The moon phase matters. If you want to get really technical, turn to science. If you paid attention in school, you’d remember that moon phases affect the tides and the currents. Can’t handle crazy conditions just yet? Don’t choose dates that fall around a new or full moon. Speaking of currents…
Check how strong the currents can get. And, seriously, do not take this lightly. In destinations like Komodo in Indonesia, the currents are pretty darn insane. Sure, the fact of the matter is you’ll get big fish with strong currents, but if you’re not experienced enough, you put yourself (and those looking after you, like your dive buddy and guide) at risk.
Do you need to be nitrox-certified? That’s something worth asking. Diving on nitrox increases your bottom time (amongst several other benefits) and is highly recommended if you’re visiting places like Lembeh in Indonesia or Palau, where you will find yourself parked at particular depths for quite a while.
Liveaboards versus land-based resorts. In areas like Tubbataha, Philippines, you don’t have a choice and must book a spot on a liveaboard, but in other destinations, like the Red Sea in Egypt, you have both options. However, many seasoned divers will tell you that the latter is best explored via liveaboard, even though the land-based resorts are everywhere (and mostly less expensive).

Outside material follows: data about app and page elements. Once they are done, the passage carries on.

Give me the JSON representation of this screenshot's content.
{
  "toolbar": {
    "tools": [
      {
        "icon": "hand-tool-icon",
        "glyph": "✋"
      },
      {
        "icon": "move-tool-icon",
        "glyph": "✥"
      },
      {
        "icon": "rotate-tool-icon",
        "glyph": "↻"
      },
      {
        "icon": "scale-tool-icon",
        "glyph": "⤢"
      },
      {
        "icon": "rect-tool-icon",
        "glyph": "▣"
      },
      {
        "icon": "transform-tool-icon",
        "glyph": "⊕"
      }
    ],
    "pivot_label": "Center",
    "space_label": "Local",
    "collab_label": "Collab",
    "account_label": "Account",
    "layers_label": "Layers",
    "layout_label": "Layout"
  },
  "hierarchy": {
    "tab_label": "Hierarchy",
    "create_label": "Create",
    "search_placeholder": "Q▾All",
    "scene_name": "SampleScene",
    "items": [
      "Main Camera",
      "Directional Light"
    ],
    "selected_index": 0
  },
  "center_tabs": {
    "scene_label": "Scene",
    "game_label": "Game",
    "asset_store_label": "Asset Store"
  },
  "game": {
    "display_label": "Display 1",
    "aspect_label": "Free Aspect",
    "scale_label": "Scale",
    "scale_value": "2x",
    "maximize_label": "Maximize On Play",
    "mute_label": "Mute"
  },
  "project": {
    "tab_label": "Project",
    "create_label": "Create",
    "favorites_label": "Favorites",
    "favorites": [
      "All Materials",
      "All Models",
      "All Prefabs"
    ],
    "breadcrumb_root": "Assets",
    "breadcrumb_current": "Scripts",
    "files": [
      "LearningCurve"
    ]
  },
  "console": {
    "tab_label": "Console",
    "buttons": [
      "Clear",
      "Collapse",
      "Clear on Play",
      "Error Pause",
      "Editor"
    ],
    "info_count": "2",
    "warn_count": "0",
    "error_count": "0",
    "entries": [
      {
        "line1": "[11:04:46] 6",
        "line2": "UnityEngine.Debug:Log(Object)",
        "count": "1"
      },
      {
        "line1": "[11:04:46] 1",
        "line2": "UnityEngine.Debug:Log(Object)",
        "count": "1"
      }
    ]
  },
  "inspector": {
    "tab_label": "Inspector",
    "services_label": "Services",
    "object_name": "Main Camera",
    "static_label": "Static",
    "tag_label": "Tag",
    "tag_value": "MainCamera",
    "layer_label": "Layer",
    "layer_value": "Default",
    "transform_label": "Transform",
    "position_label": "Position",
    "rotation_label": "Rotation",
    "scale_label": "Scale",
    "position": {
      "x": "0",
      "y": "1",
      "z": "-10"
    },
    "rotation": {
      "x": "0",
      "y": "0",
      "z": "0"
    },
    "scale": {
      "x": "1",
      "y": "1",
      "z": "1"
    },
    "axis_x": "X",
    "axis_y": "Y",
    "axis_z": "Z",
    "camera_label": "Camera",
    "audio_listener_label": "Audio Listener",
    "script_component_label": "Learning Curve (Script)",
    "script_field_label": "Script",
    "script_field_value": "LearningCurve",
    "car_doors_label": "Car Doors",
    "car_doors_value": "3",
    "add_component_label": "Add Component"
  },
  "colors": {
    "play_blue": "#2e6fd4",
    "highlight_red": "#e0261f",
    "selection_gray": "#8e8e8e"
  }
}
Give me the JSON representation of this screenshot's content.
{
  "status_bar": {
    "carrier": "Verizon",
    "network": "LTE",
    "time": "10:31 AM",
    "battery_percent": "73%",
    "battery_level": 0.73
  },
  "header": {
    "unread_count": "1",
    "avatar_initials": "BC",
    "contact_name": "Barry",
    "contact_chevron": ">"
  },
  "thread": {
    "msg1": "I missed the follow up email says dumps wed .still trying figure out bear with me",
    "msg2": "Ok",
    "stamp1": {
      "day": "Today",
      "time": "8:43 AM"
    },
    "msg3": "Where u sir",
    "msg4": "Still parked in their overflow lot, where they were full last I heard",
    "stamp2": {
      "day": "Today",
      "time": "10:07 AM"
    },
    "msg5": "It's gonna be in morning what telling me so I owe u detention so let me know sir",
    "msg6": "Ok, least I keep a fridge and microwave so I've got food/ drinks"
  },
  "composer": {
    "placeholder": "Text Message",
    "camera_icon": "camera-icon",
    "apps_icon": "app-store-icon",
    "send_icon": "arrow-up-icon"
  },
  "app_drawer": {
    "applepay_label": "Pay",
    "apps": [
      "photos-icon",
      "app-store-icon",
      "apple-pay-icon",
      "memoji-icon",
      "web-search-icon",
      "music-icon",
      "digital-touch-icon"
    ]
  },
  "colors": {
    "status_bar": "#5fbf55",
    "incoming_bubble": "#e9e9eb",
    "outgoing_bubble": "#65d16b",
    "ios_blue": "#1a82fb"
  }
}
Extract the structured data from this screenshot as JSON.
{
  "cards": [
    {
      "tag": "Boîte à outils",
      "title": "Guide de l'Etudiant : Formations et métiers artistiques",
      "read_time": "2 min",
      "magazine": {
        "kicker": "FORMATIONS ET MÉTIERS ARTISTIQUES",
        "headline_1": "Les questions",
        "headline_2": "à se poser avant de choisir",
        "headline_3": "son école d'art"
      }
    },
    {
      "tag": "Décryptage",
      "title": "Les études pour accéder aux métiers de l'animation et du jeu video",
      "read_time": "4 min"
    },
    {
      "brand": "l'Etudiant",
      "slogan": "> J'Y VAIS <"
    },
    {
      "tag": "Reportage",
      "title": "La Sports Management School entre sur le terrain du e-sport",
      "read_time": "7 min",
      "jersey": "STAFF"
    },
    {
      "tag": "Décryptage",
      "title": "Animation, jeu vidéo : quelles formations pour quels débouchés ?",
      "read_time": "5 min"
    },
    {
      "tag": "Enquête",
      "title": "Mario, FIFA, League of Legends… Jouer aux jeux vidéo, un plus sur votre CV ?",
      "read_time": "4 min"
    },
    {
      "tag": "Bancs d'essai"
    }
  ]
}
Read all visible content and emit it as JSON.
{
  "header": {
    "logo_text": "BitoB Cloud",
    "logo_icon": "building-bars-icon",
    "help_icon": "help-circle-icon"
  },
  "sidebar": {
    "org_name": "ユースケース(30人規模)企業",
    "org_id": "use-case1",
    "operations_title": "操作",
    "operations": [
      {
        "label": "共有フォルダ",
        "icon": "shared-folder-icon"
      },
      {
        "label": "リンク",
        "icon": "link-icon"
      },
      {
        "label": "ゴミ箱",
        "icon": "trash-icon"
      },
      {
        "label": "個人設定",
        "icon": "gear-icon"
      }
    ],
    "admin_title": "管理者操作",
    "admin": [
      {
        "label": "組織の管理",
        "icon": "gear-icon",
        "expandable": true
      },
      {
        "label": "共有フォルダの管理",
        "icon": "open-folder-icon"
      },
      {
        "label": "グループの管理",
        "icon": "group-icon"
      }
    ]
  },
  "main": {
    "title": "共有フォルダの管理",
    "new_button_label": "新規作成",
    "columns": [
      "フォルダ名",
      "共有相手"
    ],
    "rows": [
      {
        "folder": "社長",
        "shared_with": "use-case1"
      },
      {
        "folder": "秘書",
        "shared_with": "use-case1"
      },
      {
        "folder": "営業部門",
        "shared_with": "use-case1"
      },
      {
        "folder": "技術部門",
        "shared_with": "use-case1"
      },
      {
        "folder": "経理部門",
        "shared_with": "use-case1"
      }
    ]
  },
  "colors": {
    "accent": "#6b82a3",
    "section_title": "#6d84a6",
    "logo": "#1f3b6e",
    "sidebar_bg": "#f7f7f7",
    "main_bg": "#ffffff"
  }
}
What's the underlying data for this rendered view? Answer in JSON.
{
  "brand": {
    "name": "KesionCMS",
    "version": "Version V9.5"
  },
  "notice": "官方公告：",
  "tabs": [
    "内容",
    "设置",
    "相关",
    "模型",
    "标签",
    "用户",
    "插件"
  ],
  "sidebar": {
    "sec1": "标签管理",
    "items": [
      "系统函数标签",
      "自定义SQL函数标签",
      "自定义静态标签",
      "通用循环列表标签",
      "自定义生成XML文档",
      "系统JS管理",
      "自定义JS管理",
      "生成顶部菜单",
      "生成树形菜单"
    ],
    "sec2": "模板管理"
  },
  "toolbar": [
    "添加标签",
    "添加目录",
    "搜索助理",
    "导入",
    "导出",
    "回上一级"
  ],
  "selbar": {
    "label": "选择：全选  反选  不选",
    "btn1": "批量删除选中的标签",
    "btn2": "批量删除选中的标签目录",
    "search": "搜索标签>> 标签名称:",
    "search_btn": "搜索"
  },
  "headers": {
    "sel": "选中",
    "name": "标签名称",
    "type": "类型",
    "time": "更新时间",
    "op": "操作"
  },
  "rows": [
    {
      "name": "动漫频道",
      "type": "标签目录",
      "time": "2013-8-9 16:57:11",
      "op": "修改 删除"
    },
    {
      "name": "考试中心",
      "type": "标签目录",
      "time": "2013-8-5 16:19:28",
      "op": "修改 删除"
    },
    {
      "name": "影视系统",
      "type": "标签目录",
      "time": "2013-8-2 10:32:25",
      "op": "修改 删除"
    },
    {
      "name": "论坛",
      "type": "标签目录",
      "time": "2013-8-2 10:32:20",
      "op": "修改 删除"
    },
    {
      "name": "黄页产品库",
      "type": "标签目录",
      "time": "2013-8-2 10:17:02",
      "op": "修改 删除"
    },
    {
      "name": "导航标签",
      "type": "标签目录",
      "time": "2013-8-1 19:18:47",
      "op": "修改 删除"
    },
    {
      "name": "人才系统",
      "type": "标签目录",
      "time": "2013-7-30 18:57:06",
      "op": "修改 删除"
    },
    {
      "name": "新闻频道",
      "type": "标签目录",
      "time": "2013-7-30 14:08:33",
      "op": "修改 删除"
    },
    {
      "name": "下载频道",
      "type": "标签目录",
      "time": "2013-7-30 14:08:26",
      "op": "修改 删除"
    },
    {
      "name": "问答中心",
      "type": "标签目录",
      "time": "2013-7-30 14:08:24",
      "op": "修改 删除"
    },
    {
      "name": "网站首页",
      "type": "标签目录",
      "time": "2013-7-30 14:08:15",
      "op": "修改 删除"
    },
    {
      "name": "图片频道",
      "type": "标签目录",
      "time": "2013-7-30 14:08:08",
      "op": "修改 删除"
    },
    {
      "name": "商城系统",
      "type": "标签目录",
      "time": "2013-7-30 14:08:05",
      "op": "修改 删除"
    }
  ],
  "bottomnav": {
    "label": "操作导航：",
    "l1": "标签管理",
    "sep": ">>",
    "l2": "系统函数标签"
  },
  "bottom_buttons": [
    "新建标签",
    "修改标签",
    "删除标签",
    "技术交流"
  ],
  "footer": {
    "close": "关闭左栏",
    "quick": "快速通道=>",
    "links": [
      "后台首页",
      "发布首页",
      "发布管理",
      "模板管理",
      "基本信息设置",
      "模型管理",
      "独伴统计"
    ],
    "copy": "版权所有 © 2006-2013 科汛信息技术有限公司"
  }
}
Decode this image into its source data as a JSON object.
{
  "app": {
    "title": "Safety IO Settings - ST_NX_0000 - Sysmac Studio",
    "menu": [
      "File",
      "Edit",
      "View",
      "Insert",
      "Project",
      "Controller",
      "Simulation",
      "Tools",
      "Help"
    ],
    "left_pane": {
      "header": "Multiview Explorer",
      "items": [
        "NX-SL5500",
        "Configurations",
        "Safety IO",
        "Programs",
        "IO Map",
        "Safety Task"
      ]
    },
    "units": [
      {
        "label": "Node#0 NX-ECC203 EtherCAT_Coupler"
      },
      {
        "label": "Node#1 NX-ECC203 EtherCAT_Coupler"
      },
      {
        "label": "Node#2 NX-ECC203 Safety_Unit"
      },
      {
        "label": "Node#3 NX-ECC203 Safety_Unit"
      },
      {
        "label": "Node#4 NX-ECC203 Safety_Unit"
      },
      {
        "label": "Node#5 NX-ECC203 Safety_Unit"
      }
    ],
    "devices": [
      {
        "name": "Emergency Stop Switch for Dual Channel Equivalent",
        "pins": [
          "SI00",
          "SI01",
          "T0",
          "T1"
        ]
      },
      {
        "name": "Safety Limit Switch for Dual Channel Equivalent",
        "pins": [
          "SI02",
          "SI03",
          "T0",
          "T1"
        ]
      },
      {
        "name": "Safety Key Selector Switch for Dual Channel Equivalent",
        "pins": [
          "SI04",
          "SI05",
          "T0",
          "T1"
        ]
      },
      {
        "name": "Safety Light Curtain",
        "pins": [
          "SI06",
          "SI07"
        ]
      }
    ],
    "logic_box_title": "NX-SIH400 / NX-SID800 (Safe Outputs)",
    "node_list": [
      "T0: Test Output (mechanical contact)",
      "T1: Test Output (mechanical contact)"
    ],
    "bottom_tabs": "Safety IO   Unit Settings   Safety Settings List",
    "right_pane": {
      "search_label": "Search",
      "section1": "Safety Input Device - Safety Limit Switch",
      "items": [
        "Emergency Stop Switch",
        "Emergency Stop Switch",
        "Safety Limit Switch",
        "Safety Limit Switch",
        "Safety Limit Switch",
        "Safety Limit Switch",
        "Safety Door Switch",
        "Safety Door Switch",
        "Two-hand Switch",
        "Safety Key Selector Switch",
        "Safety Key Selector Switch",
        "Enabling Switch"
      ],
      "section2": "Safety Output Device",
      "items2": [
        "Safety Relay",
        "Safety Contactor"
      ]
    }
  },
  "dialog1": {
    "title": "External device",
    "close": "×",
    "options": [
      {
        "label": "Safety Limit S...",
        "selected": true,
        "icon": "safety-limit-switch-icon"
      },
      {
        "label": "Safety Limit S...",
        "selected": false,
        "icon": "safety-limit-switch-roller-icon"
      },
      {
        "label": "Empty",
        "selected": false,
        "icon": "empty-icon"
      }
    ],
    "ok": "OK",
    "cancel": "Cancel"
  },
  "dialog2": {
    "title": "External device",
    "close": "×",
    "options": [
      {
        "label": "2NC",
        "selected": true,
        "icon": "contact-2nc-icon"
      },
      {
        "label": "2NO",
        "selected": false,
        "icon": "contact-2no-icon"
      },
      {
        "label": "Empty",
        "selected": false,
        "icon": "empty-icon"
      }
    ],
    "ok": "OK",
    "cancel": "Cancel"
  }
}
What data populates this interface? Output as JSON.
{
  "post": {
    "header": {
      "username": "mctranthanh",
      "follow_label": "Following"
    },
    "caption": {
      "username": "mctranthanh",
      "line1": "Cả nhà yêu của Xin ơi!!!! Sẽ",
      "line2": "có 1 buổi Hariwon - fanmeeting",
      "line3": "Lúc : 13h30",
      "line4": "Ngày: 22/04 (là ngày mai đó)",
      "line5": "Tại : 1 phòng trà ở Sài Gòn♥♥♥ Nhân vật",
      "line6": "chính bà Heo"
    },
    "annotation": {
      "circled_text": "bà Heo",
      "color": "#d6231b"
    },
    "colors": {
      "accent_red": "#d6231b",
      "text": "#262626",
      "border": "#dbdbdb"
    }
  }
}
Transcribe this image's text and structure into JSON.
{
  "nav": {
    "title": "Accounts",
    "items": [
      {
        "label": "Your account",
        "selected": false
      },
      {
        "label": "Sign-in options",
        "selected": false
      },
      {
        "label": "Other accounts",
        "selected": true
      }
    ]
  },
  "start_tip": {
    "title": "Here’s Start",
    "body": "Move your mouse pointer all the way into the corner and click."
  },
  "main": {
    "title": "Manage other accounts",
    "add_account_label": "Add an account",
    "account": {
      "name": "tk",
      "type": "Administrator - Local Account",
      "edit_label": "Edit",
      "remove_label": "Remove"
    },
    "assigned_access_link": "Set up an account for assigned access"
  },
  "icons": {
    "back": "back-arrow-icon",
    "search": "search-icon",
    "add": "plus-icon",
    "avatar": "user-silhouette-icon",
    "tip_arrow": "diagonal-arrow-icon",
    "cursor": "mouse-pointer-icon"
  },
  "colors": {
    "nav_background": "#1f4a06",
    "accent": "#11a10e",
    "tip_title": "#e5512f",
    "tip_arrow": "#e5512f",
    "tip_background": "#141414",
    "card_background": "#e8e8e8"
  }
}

Consider the no-fly rule. Whether it’s the standard 24 hours before flying or several days if you’ve been diving continuously over a long period of time, keep the golden rule in mind and plan ahead so you know when your last dive will be and what you can do during the extended surface interval.